• **The problem**: Filter the listing for lines containing "shortcut".

• **Source data**:
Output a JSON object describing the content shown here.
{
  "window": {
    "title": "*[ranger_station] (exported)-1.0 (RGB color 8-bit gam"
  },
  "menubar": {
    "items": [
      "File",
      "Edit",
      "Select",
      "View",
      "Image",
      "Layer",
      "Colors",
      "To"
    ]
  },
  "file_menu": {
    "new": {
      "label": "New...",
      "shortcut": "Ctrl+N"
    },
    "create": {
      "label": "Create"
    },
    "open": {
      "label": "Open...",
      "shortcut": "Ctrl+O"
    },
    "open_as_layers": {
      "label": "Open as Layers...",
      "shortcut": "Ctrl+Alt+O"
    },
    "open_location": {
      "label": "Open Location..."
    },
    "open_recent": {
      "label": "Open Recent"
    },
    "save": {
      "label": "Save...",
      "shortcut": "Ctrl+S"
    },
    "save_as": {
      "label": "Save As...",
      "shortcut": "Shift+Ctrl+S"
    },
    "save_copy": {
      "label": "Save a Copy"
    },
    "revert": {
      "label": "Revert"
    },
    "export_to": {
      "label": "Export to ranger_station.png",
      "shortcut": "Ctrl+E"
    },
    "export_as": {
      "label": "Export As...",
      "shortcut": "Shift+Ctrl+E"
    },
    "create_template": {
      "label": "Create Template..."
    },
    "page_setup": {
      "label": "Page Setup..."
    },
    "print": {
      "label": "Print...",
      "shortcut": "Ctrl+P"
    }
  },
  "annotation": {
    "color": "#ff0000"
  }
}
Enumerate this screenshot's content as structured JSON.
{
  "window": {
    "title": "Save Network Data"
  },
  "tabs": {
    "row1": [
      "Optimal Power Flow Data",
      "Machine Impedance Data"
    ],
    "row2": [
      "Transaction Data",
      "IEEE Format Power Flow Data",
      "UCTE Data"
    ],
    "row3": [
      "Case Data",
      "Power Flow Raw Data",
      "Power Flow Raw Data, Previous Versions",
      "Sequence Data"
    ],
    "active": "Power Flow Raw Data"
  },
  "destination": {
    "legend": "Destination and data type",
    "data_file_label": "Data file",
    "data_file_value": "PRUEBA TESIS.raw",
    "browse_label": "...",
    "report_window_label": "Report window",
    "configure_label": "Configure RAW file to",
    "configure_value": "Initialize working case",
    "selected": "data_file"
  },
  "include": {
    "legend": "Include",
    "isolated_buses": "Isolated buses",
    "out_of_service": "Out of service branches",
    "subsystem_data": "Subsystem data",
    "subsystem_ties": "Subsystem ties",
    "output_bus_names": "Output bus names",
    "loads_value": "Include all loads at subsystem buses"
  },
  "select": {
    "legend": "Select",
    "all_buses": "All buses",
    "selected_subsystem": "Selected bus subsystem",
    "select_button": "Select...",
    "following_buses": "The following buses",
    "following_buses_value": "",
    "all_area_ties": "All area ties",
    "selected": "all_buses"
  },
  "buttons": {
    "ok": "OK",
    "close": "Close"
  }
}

• **Solution to this task**:
      "shortcut": "Ctrl+N"
      "shortcut": "Ctrl+O"
      "shortcut": "Ctrl+Alt+O"
      "shortcut": "Ctrl+S"
      "shortcut": "Shift+Ctrl+S"
      "shortcut": "Ctrl+E"
      "shortcut": "Shift+Ctrl+E"
      "shortcut": "Ctrl+P"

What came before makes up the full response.